Data for the task: Begin

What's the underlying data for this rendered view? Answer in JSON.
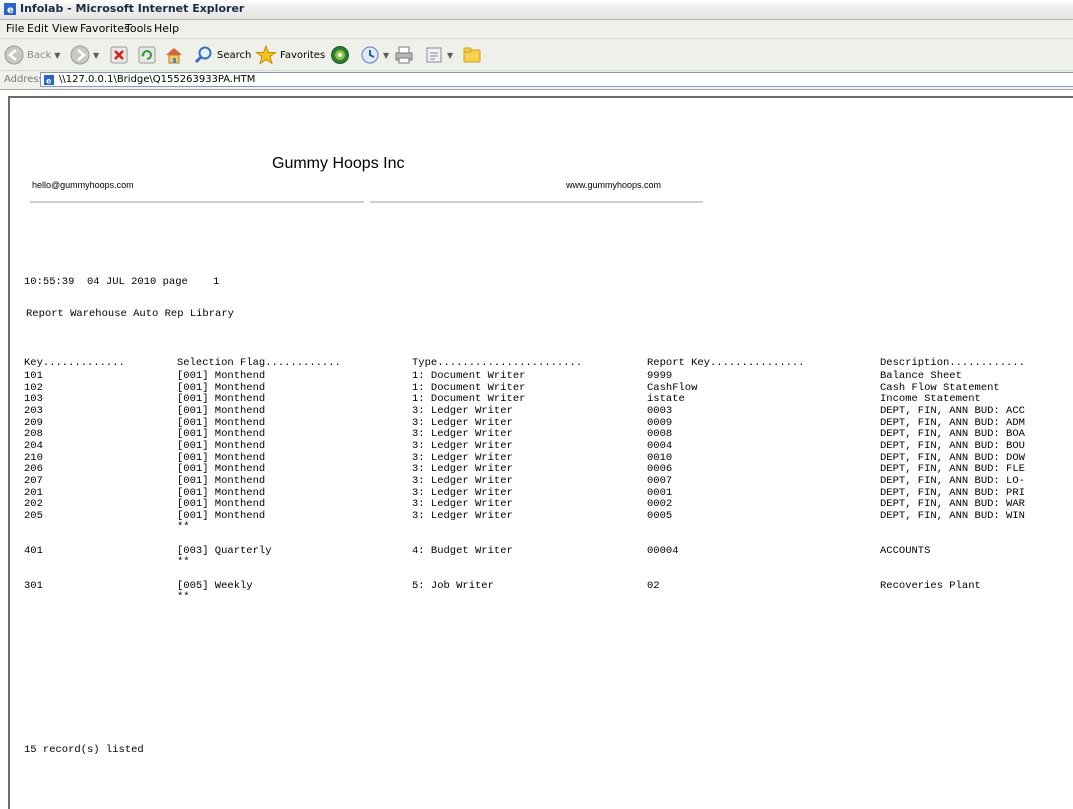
{
  "window": {
    "title": "Infolab - Microsoft Internet Explorer"
  },
  "menu": [
    "File",
    "Edit",
    "View",
    "Favorites",
    "Tools",
    "Help"
  ],
  "toolbar": {
    "back_label": "Back",
    "search_label": "Search",
    "favorites_label": "Favorites"
  },
  "address": {
    "label": "Address",
    "url": "\\\\127.0.0.1\\Bridge\\Q155263933PA.HTM"
  },
  "page": {
    "company": "Gummy Hoops Inc",
    "email": "hello@gummyhoops.com",
    "website": "www.gummyhoops.com",
    "timestamp_line": "10:55:39  04 JUL 2010 page    1",
    "report_title": "Report Warehouse Auto Rep Library",
    "columns": [
      "Key.............",
      "Selection Flag............",
      "Type.......................",
      "Report Key...............",
      "Description............"
    ],
    "rows": [
      {
        "key": "101",
        "flag": "[001] Monthend",
        "type": "1: Document Writer",
        "report_key": "9999",
        "description": "Balance Sheet"
      },
      {
        "key": "102",
        "flag": "[001] Monthend",
        "type": "1: Document Writer",
        "report_key": "CashFlow",
        "description": "Cash Flow Statement"
      },
      {
        "key": "103",
        "flag": "[001] Monthend",
        "type": "1: Document Writer",
        "report_key": "istate",
        "description": "Income Statement"
      },
      {
        "key": "203",
        "flag": "[001] Monthend",
        "type": "3: Ledger Writer",
        "report_key": "0003",
        "description": "DEPT, FIN, ANN BUD: ACC"
      },
      {
        "key": "209",
        "flag": "[001] Monthend",
        "type": "3: Ledger Writer",
        "report_key": "0009",
        "description": "DEPT, FIN, ANN BUD: ADM"
      },
      {
        "key": "208",
        "flag": "[001] Monthend",
        "type": "3: Ledger Writer",
        "report_key": "0008",
        "description": "DEPT, FIN, ANN BUD: BOA"
      },
      {
        "key": "204",
        "flag": "[001] Monthend",
        "type": "3: Ledger Writer",
        "report_key": "0004",
        "description": "DEPT, FIN, ANN BUD: BOU"
      },
      {
        "key": "210",
        "flag": "[001] Monthend",
        "type": "3: Ledger Writer",
        "report_key": "0010",
        "description": "DEPT, FIN, ANN BUD: DOW"
      },
      {
        "key": "206",
        "flag": "[001] Monthend",
        "type": "3: Ledger Writer",
        "report_key": "0006",
        "description": "DEPT, FIN, ANN BUD: FLE"
      },
      {
        "key": "207",
        "flag": "[001] Monthend",
        "type": "3: Ledger Writer",
        "report_key": "0007",
        "description": "DEPT, FIN, ANN BUD: LO-"
      },
      {
        "key": "201",
        "flag": "[001] Monthend",
        "type": "3: Ledger Writer",
        "report_key": "0001",
        "description": "DEPT, FIN, ANN BUD: PRI"
      },
      {
        "key": "202",
        "flag": "[001] Monthend",
        "type": "3: Ledger Writer",
        "report_key": "0002",
        "description": "DEPT, FIN, ANN BUD: WAR"
      },
      {
        "key": "205",
        "flag": "[001] Monthend",
        "type": "3: Ledger Writer",
        "report_key": "0005",
        "description": "DEPT, FIN, ANN BUD: WIN"
      },
      {
        "key": "",
        "flag": "**",
        "type": "",
        "report_key": "",
        "description": ""
      },
      {
        "key": "",
        "flag": "",
        "type": "",
        "report_key": "",
        "description": ""
      },
      {
        "key": "401",
        "flag": "[003] Quarterly",
        "type": "4: Budget Writer",
        "report_key": "00004",
        "description": "ACCOUNTS"
      },
      {
        "key": "",
        "flag": "**",
        "type": "",
        "report_key": "",
        "description": ""
      },
      {
        "key": "",
        "flag": "",
        "type": "",
        "report_key": "",
        "description": ""
      },
      {
        "key": "301",
        "flag": "[005] Weekly",
        "type": "5: Job Writer",
        "report_key": "02",
        "description": "Recoveries Plant"
      },
      {
        "key": "",
        "flag": "**",
        "type": "",
        "report_key": "",
        "description": ""
      }
    ],
    "footer": "15 record(s) listed"
  }
}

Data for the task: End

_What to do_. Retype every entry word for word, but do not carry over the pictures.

_Task answer_.
What's the underlying data for this rendered view? Answer in JSON.
{
  "window": {
    "title": "Infolab - Microsoft Internet Explorer"
  },
  "menu": [
    "File",
    "Edit",
    "View",
    "Favorites",
    "Tools",
    "Help"
  ],
  "toolbar": {
    "back_label": "Back",
    "search_label": "Search",
    "favorites_label": "Favorites"
  },
  "address": {
    "label": "Address",
    "url": "\\\\127.0.0.1\\Bridge\\Q155263933PA.HTM"
  },
  "page": {
    "company": "Gummy Hoops Inc",
    "email": "hello@gummyhoops.com",
    "website": "www.gummyhoops.com",
    "timestamp_line": "10:55:39  04 JUL 2010 page    1",
    "report_title": "Report Warehouse Auto Rep Library",
    "columns": [
      "Key.............",
      "Selection Flag............",
      "Type.......................",
      "Report Key...............",
      "Description............"
    ],
    "rows": [
      {
        "key": "101",
        "flag": "[001] Monthend",
        "type": "1: Document Writer",
        "report_key": "9999",
        "description": "Balance Sheet"
      },
      {
        "key": "102",
        "flag": "[001] Monthend",
        "type": "1: Document Writer",
        "report_key": "CashFlow",
        "description": "Cash Flow Statement"
      },
      {
        "key": "103",
        "flag": "[001] Monthend",
        "type": "1: Document Writer",
        "report_key": "istate",
        "description": "Income Statement"
      },
      {
        "key": "203",
        "flag": "[001] Monthend",
        "type": "3: Ledger Writer",
        "report_key": "0003",
        "description": "DEPT, FIN, ANN BUD: ACC"
      },
      {
        "key": "209",
        "flag": "[001] Monthend",
        "type": "3: Ledger Writer",
        "report_key": "0009",
        "description": "DEPT, FIN, ANN BUD: ADM"
      },
      {
        "key": "208",
        "flag": "[001] Monthend",
        "type": "3: Ledger Writer",
        "report_key": "0008",
        "description": "DEPT, FIN, ANN BUD: BOA"
      },
      {
        "key": "204",
        "flag": "[001] Monthend",
        "type": "3: Ledger Writer",
        "report_key": "0004",
        "description": "DEPT, FIN, ANN BUD: BOU"
      },
      {
        "key": "210",
        "flag": "[001] Monthend",
        "type": "3: Ledger Writer",
        "report_key": "0010",
        "description": "DEPT, FIN, ANN BUD: DOW"
      },
      {
        "key": "206",
        "flag": "[001] Monthend",
        "type": "3: Ledger Writer",
        "report_key": "0006",
        "description": "DEPT, FIN, ANN BUD: FLE"
      },
      {
        "key": "207",
        "flag": "[001] Monthend",
        "type": "3: Ledger Writer",
        "report_key": "0007",
        "description": "DEPT, FIN, ANN BUD: LO-"
      },
      {
        "key": "201",
        "flag": "[001] Monthend",
        "type": "3: Ledger Writer",
        "report_key": "0001",
        "description": "DEPT, FIN, ANN BUD: PRI"
      },
      {
        "key": "202",
        "flag": "[001] Monthend",
        "type": "3: Ledger Writer",
        "report_key": "0002",
        "description": "DEPT, FIN, ANN BUD: WAR"
      },
      {
        "key": "205",
        "flag": "[001] Monthend",
        "type": "3: Ledger Writer",
        "report_key": "0005",
        "description": "DEPT, FIN, ANN BUD: WIN"
      },
      {
        "key": "",
        "flag": "**",
        "type": "",
        "report_key": "",
        "description": ""
      },
      {
        "key": "",
        "flag": "",
        "type": "",
        "report_key": "",
        "description": ""
      },
      {
        "key": "401",
        "flag": "[003] Quarterly",
        "type": "4: Budget Writer",
        "report_key": "00004",
        "description": "ACCOUNTS"
      },
      {
        "key": "",
        "flag": "**",
        "type": "",
        "report_key": "",
        "description": ""
      },
      {
        "key": "",
        "flag": "",
        "type": "",
        "report_key": "",
        "description": ""
      },
      {
        "key": "301",
        "flag": "[005] Weekly",
        "type": "5: Job Writer",
        "report_key": "02",
        "description": "Recoveries Plant"
      },
      {
        "key": "",
        "flag": "**",
        "type": "",
        "report_key": "",
        "description": ""
      }
    ],
    "footer": "15 record(s) listed"
  }
}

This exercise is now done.